> Data records for software interfaces:
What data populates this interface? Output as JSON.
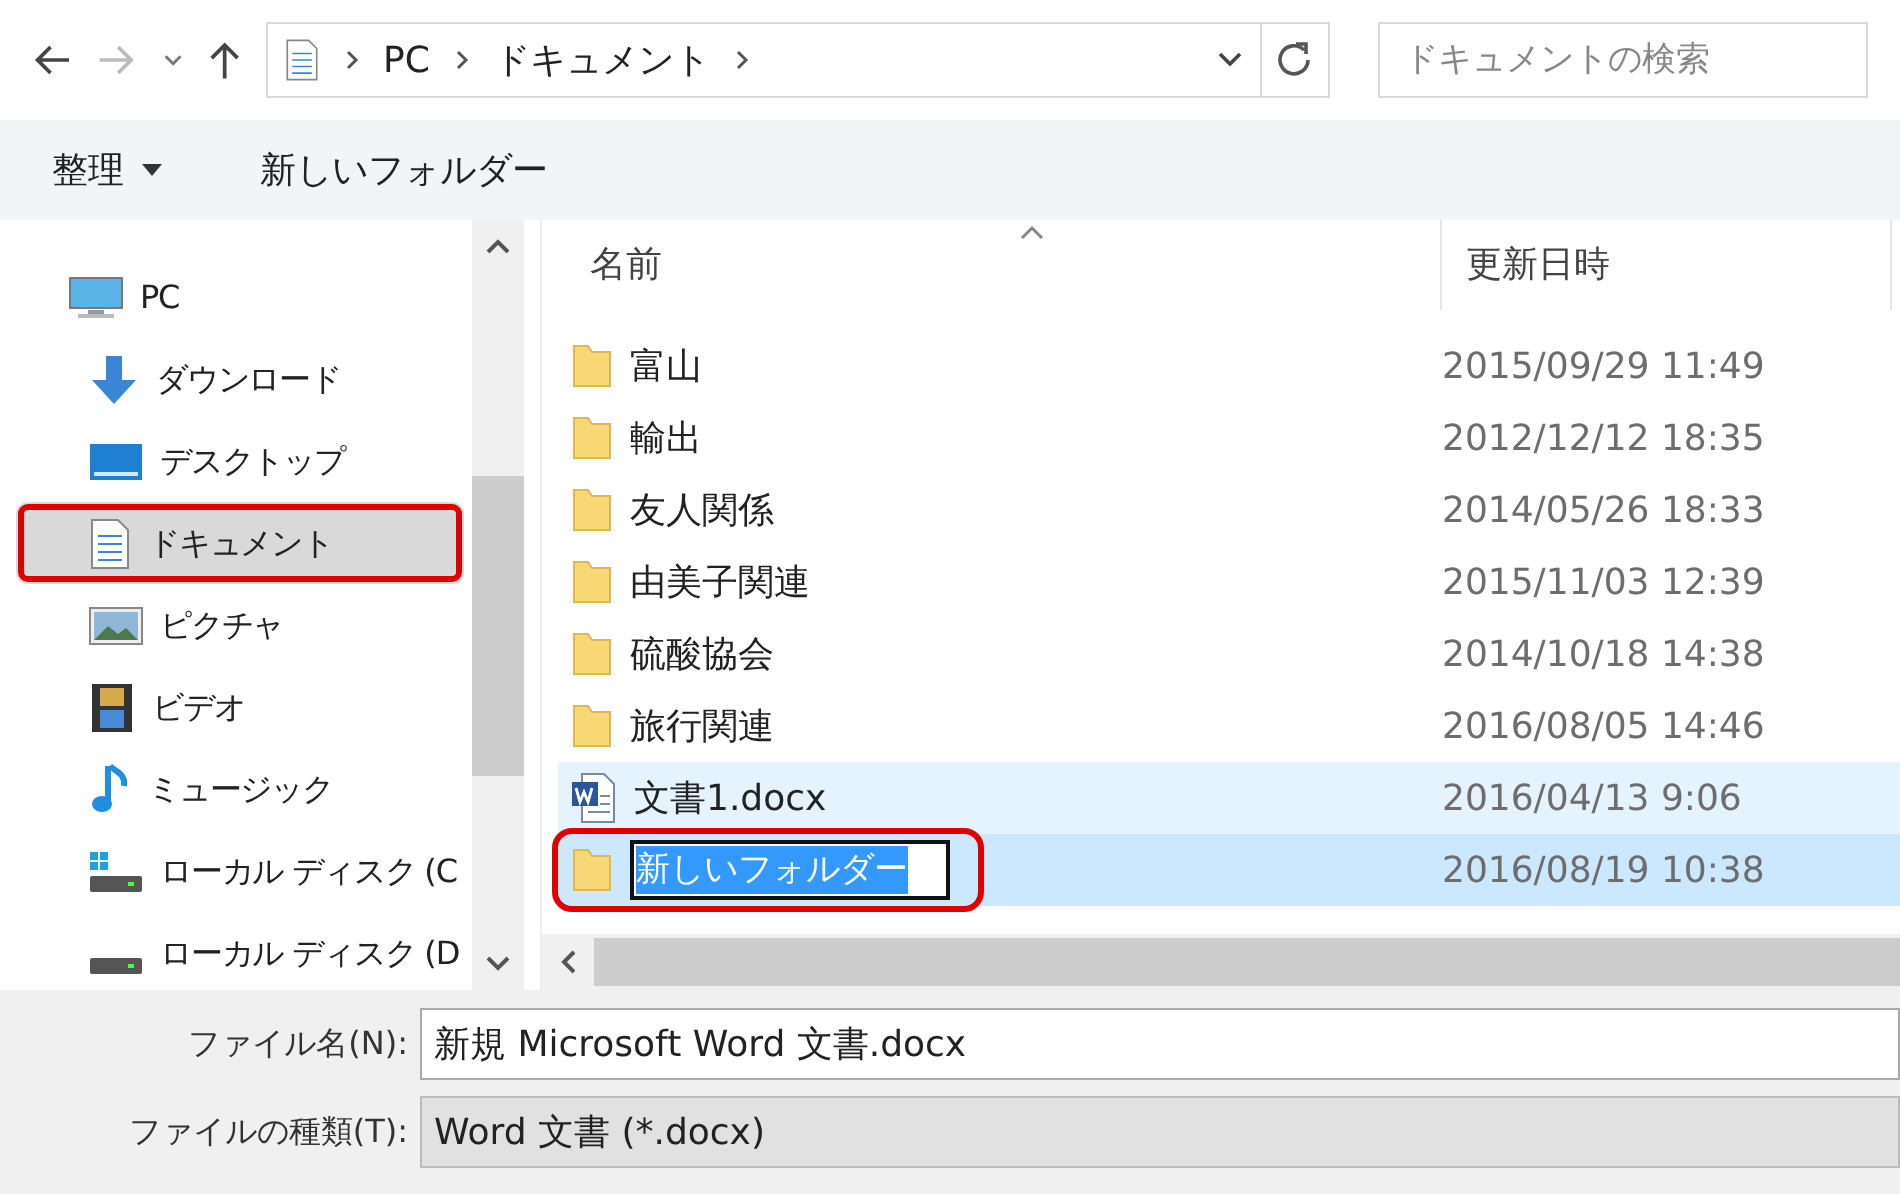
{
  "address_bar": {
    "breadcrumbs": [
      "PC",
      "ドキュメント"
    ],
    "search": {
      "placeholder": "ドキュメントの検索"
    }
  },
  "toolbar": {
    "organize": "整理",
    "new_folder": "新しいフォルダー"
  },
  "nav_pane": {
    "items": [
      {
        "label": "PC",
        "kind": "pc",
        "selected": false,
        "highlighted": false,
        "children": [
          {
            "label": "ダウンロード",
            "kind": "downloads",
            "selected": false,
            "highlighted": false
          },
          {
            "label": "デスクトップ",
            "kind": "desktop",
            "selected": false,
            "highlighted": false
          },
          {
            "label": "ドキュメント",
            "kind": "documents",
            "selected": true,
            "highlighted": true
          },
          {
            "label": "ピクチャ",
            "kind": "pictures",
            "selected": false,
            "highlighted": false
          },
          {
            "label": "ビデオ",
            "kind": "videos",
            "selected": false,
            "highlighted": false
          },
          {
            "label": "ミュージック",
            "kind": "music",
            "selected": false,
            "highlighted": false
          },
          {
            "label": "ローカル ディスク (C",
            "kind": "system-drive",
            "selected": false,
            "highlighted": false
          },
          {
            "label": "ローカル ディスク (D",
            "kind": "drive",
            "selected": false,
            "highlighted": false
          }
        ]
      }
    ]
  },
  "file_list": {
    "columns": [
      "名前",
      "更新日時"
    ],
    "rows": [
      {
        "name": "富山",
        "date": "2015/09/29 11:49",
        "kind": "folder",
        "selected": false,
        "hovered": false,
        "editing": false,
        "highlighted": false
      },
      {
        "name": "輸出",
        "date": "2012/12/12 18:35",
        "kind": "folder",
        "selected": false,
        "hovered": false,
        "editing": false,
        "highlighted": false
      },
      {
        "name": "友人関係",
        "date": "2014/05/26 18:33",
        "kind": "folder",
        "selected": false,
        "hovered": false,
        "editing": false,
        "highlighted": false
      },
      {
        "name": "由美子関連",
        "date": "2015/11/03 12:39",
        "kind": "folder",
        "selected": false,
        "hovered": false,
        "editing": false,
        "highlighted": false
      },
      {
        "name": "硫酸協会",
        "date": "2014/10/18 14:38",
        "kind": "folder",
        "selected": false,
        "hovered": false,
        "editing": false,
        "highlighted": false
      },
      {
        "name": "旅行関連",
        "date": "2016/08/05 14:46",
        "kind": "folder",
        "selected": false,
        "hovered": false,
        "editing": false,
        "highlighted": false
      },
      {
        "name": "文書1.docx",
        "date": "2016/04/13 9:06",
        "kind": "word",
        "selected": false,
        "hovered": true,
        "editing": false,
        "highlighted": false
      },
      {
        "name": "新しいフォルダー",
        "date": "2016/08/19 10:38",
        "kind": "folder",
        "selected": true,
        "hovered": false,
        "editing": true,
        "highlighted": true
      }
    ]
  },
  "save_form": {
    "file_name": {
      "label": "ファイル名(N):",
      "value": "新規 Microsoft Word 文書.docx"
    },
    "file_type": {
      "label": "ファイルの種類(T):",
      "value": "Word 文書 (*.docx)"
    }
  }
}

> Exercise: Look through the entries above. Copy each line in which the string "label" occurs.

> Answer for the task:
        "label": "PC",
            "label": "ダウンロード",
            "label": "デスクトップ",
            "label": "ドキュメント",
            "label": "ピクチャ",
            "label": "ビデオ",
            "label": "ミュージック",
            "label": "ローカル ディスク (C",
            "label": "ローカル ディスク (D",
      "label": "ファイル名(N):",
      "label": "ファイルの種類(T):",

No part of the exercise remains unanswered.